▶ Goal of the exercise: Copy all of the data that follows without altering a word.

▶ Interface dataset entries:

------------------------------------------------------------

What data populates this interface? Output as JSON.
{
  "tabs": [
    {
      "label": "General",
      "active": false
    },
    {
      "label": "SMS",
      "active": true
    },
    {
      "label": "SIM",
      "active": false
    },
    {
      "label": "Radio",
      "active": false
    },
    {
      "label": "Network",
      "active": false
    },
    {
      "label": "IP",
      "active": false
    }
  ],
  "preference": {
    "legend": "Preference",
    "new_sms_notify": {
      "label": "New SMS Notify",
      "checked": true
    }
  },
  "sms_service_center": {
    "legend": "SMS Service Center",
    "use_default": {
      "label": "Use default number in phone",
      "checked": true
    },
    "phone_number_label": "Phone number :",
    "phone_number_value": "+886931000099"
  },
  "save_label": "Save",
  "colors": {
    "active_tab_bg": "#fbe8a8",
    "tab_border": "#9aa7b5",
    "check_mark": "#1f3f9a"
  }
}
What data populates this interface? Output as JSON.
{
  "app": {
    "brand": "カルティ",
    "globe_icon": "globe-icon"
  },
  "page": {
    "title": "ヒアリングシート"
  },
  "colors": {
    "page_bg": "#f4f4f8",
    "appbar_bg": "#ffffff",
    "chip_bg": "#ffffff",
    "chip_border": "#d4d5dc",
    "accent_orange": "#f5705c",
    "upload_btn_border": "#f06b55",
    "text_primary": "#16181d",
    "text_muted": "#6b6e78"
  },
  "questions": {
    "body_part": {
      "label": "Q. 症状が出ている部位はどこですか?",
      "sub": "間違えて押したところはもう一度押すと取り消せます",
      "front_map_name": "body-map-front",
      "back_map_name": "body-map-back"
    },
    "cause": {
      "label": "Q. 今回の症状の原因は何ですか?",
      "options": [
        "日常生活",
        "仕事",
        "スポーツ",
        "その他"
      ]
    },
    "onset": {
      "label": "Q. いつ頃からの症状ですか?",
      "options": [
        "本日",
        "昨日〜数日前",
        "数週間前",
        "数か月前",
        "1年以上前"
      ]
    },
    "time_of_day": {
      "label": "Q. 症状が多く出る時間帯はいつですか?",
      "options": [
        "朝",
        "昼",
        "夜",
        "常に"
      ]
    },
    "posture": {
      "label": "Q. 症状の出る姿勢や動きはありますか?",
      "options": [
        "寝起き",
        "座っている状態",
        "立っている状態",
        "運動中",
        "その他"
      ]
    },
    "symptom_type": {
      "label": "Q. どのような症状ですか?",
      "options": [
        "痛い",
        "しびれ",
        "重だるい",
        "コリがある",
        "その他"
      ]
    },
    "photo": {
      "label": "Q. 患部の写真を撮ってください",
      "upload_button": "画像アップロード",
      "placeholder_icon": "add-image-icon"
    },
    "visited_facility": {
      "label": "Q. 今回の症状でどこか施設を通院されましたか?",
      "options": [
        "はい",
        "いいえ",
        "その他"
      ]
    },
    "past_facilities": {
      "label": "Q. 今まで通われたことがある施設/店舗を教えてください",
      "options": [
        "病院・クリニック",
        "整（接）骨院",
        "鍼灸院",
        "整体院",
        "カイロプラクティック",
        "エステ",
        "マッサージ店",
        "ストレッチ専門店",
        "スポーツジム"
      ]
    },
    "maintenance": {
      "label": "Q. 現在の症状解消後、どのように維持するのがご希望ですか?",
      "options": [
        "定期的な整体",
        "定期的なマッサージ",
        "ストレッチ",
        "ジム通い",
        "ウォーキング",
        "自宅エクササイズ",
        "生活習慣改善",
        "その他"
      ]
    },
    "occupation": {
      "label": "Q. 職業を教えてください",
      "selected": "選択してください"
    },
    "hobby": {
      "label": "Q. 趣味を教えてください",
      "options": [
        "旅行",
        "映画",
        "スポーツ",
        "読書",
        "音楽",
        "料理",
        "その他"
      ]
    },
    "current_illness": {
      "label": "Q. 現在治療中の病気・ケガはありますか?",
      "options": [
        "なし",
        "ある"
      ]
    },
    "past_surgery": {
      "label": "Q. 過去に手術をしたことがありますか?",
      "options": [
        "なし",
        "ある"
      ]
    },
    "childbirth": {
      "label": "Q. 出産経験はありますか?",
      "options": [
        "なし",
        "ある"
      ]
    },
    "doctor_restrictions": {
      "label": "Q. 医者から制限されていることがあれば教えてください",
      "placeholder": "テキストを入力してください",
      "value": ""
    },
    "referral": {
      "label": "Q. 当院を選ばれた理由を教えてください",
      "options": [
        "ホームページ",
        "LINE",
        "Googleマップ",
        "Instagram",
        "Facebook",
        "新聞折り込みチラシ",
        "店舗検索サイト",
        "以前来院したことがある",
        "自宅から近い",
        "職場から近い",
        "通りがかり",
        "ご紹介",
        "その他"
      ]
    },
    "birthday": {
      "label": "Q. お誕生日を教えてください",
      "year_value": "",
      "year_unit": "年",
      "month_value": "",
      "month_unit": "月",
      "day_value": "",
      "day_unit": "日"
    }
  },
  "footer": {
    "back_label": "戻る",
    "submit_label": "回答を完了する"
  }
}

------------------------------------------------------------

▶ Response for this exercise:
What data populates this interface? Output as JSON.
{
  "tabs": [
    {
      "label": "General",
      "active": false
    },
    {
      "label": "SMS",
      "active": true
    },
    {
      "label": "SIM",
      "active": false
    },
    {
      "label": "Radio",
      "active": false
    },
    {
      "label": "Network",
      "active": false
    },
    {
      "label": "IP",
      "active": false
    }
  ],
  "preference": {
    "legend": "Preference",
    "new_sms_notify": {
      "label": "New SMS Notify",
      "checked": true
    }
  },
  "sms_service_center": {
    "legend": "SMS Service Center",
    "use_default": {
      "label": "Use default number in phone",
      "checked": true
    },
    "phone_number_label": "Phone number :",
    "phone_number_value": "+886931000099"
  },
  "save_label": "Save",
  "colors": {
    "active_tab_bg": "#fbe8a8",
    "tab_border": "#9aa7b5",
    "check_mark": "#1f3f9a"
  }
}
What data populates this interface? Output as JSON.
{
  "app": {
    "brand": "カルティ",
    "globe_icon": "globe-icon"
  },
  "page": {
    "title": "ヒアリングシート"
  },
  "colors": {
    "page_bg": "#f4f4f8",
    "appbar_bg": "#ffffff",
    "chip_bg": "#ffffff",
    "chip_border": "#d4d5dc",
    "accent_orange": "#f5705c",
    "upload_btn_border": "#f06b55",
    "text_primary": "#16181d",
    "text_muted": "#6b6e78"
  },
  "questions": {
    "body_part": {
      "label": "Q. 症状が出ている部位はどこですか?",
      "sub": "間違えて押したところはもう一度押すと取り消せます",
      "front_map_name": "body-map-front",
      "back_map_name": "body-map-back"
    },
    "cause": {
      "label": "Q. 今回の症状の原因は何ですか?",
      "options": [
        "日常生活",
        "仕事",
        "スポーツ",
        "その他"
      ]
    },
    "onset": {
      "label": "Q. いつ頃からの症状ですか?",
      "options": [
        "本日",
        "昨日〜数日前",
        "数週間前",
        "数か月前",
        "1年以上前"
      ]
    },
    "time_of_day": {
      "label": "Q. 症状が多く出る時間帯はいつですか?",
      "options": [
        "朝",
        "昼",
        "夜",
        "常に"
      ]
    },
    "posture": {
      "label": "Q. 症状の出る姿勢や動きはありますか?",
      "options": [
        "寝起き",
        "座っている状態",
        "立っている状態",
        "運動中",
        "その他"
      ]
    },
    "symptom_type": {
      "label": "Q. どのような症状ですか?",
      "options": [
        "痛い",
        "しびれ",
        "重だるい",
        "コリがある",
        "その他"
      ]
    },
    "photo": {
      "label": "Q. 患部の写真を撮ってください",
      "upload_button": "画像アップロード",
      "placeholder_icon": "add-image-icon"
    },
    "visited_facility": {
      "label": "Q. 今回の症状でどこか施設を通院されましたか?",
      "options": [
        "はい",
        "いいえ",
        "その他"
      ]
    },
    "past_facilities": {
      "label": "Q. 今まで通われたことがある施設/店舗を教えてください",
      "options": [
        "病院・クリニック",
        "整（接）骨院",
        "鍼灸院",
        "整体院",
        "カイロプラクティック",
        "エステ",
        "マッサージ店",
        "ストレッチ専門店",
        "スポーツジム"
      ]
    },
    "maintenance": {
      "label": "Q. 現在の症状解消後、どのように維持するのがご希望ですか?",
      "options": [
        "定期的な整体",
        "定期的なマッサージ",
        "ストレッチ",
        "ジム通い",
        "ウォーキング",
        "自宅エクササイズ",
        "生活習慣改善",
        "その他"
      ]
    },
    "occupation": {
      "label": "Q. 職業を教えてください",
      "selected": "選択してください"
    },
    "hobby": {
      "label": "Q. 趣味を教えてください",
      "options": [
        "旅行",
        "映画",
        "スポーツ",
        "読書",
        "音楽",
        "料理",
        "その他"
      ]
    },
    "current_illness": {
      "label": "Q. 現在治療中の病気・ケガはありますか?",
      "options": [
        "なし",
        "ある"
      ]
    },
    "past_surgery": {
      "label": "Q. 過去に手術をしたことがありますか?",
      "options": [
        "なし",
        "ある"
      ]
    },
    "childbirth": {
      "label": "Q. 出産経験はありますか?",
      "options": [
        "なし",
        "ある"
      ]
    },
    "doctor_restrictions": {
      "label": "Q. 医者から制限されていることがあれば教えてください",
      "placeholder": "テキストを入力してください",
      "value": ""
    },
    "referral": {
      "label": "Q. 当院を選ばれた理由を教えてください",
      "options": [
        "ホームページ",
        "LINE",
        "Googleマップ",
        "Instagram",
        "Facebook",
        "新聞折り込みチラシ",
        "店舗検索サイト",
        "以前来院したことがある",
        "自宅から近い",
        "職場から近い",
        "通りがかり",
        "ご紹介",
        "その他"
      ]
    },
    "birthday": {
      "label": "Q. お誕生日を教えてください",
      "year_value": "",
      "year_unit": "年",
      "month_value": "",
      "month_unit": "月",
      "day_value": "",
      "day_unit": "日"
    }
  },
  "footer": {
    "back_label": "戻る",
    "submit_label": "回答を完了する"
  }
}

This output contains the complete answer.